good day america’s finest. i have this question regarding my own water heater and have come to this spot since ive noted the presence of some knowledgeable plumbers at times. we suddenly came to have terribly stinky water one day…drives me wife bonkers (and thats not goode) …not over time, but suddenly. sulfer stink. the research i have done turned up various theoretical solutions including shock the well by dumping bleach through the system, buy a new water heater, replace the anode rod, cut off the anode rod (??)…anyway i for the life of me cant find any anode rod at all. this a reliant 606, 86 gallon, about 10 years old, tag is scratched off but looks like maybe model 68220RT. if anybody kind of knows what may be up here that would be appreciated.
thanks for looking
mike in MN

You need to find the anode rod.

Got pic?

How to change the anode rod:

  1. Always turn off power to your water heater first, usually from the circuit breaker. Turn off the water supply to the tank, and run all hot water out through a faucet in the house. Once the water has drained, turn off the faucet.
  2. The top of your water heater tank should have a hex nut. It may be under a metal cap that must first be removed, but this is the anode rod. Take the screws out (usually you’ll need a Phillips head screwdriver) to find the hex nut beneath.
  3. Use a socket wrench (with a 1 1/16” socket) to loosen and remove the nut, turning counterclockwise. You may need a second set of hands to hold the tank still, and if the hex nut is locked down too tight, you can use a long breaker bar, a handy tool for water heater repair.
  4. Use the hex nut to lift the anode rod up and out from inside the tank.
  5. Before installing the new anode rod, wrap all threading with plumber’s tape for a better seal. Lower the rod in and hand tighten the hex nut at the top of the tank before tightening with the socket wrench.
  6. Turn the cold water supply back on, and power on the circuit breaker (for gas water heaters, you’ll also need to light the pilot to begin heating water).
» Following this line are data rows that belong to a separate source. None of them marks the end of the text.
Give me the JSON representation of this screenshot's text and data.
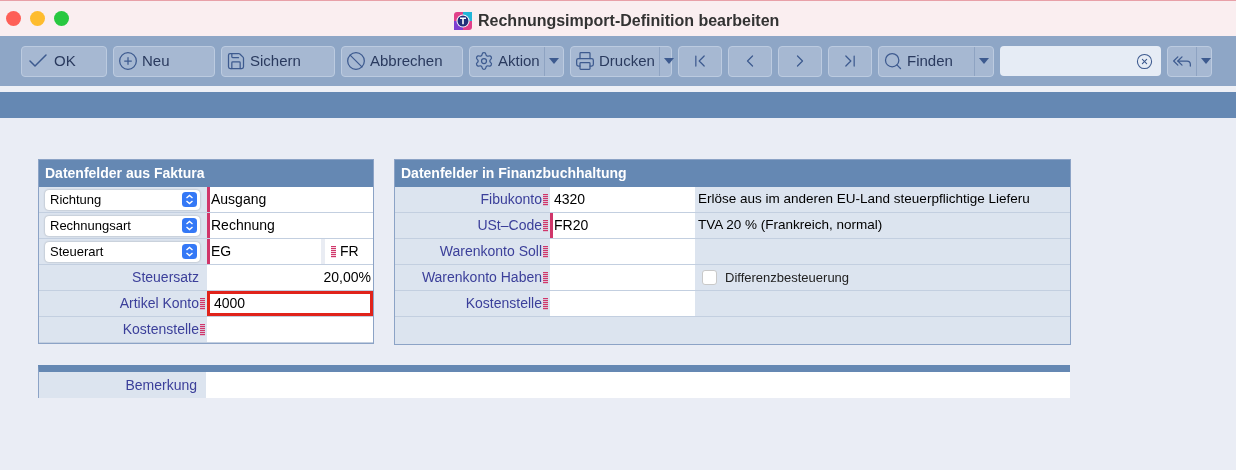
{
  "window": {
    "title": "Rechnungsimport-Definition bearbeiten"
  },
  "toolbar": [
    {
      "kind": "button",
      "label": "OK"
    },
    {
      "kind": "button",
      "label": "Neu"
    },
    {
      "kind": "button",
      "label": "Sichern"
    },
    {
      "kind": "button",
      "label": "Abbrechen"
    },
    {
      "kind": "dropdown",
      "label": "Aktion"
    },
    {
      "kind": "dropdown",
      "label": "Drucken"
    },
    {
      "kind": "nav"
    },
    {
      "kind": "nav"
    },
    {
      "kind": "nav"
    },
    {
      "kind": "nav"
    },
    {
      "kind": "dropdown",
      "label": "Finden"
    },
    {
      "kind": "search"
    },
    {
      "kind": "dropdown"
    }
  ],
  "left_panel": {
    "title": "Datenfelder aus Faktura",
    "rows": [
      {
        "kind": "select",
        "label": "Richtung",
        "value": "Ausgang",
        "required": true,
        "lookup": false,
        "focused": false
      },
      {
        "kind": "select",
        "label": "Rechnungsart",
        "value": "Rechnung",
        "required": true,
        "lookup": false,
        "focused": false
      },
      {
        "kind": "select",
        "label": "Steuerart",
        "value": "EG",
        "required": true,
        "lookup": false,
        "focused": false,
        "extra": "FR"
      },
      {
        "kind": "readonly",
        "label": "Steuersatz",
        "value": "20,00%",
        "required": false,
        "lookup": false,
        "focused": false
      },
      {
        "kind": "field",
        "label": "Artikel Konto",
        "value": "4000",
        "required": false,
        "lookup": true,
        "focused": true
      },
      {
        "kind": "field",
        "label": "Kostenstelle",
        "required": false,
        "lookup": true,
        "focused": false
      }
    ]
  },
  "right_panel": {
    "title": "Datenfelder in Finanzbuchhaltung",
    "rows": [
      {
        "label": "Fibukonto",
        "value": "4320",
        "required": false,
        "lookup": true,
        "description": "Erlöse aus im anderen EU-Land steuerpflichtige Lieferu"
      },
      {
        "label": "USt–Code",
        "value": "FR20",
        "required": true,
        "lookup": true,
        "description": "TVA 20 % (Frankreich, normal)"
      },
      {
        "label": "Warenkonto Soll",
        "required": false,
        "lookup": true
      },
      {
        "label": "Warenkonto Haben",
        "required": false,
        "lookup": true,
        "checkbox": {
          "label": "Differenzbesteuerung",
          "checked": false
        }
      },
      {
        "label": "Kostenstelle",
        "required": false,
        "lookup": true
      }
    ]
  },
  "remarks": {
    "label": "Bemerkung"
  }
}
Water heater repair such as this is a simple job, and under normal circumstances, is something you can do yourself, especially if you have a partner with a second set of hands. Save yourself some money on costly repairs and early replacement of your water heater by making sure your anode rod is in good working condition and doing its job effectively. However, if this doesn’t solve your water heater problem you may want to consider calling your local plumber to come and take a look at what maybe going wrong with your water heater.

Anode Rod.JPG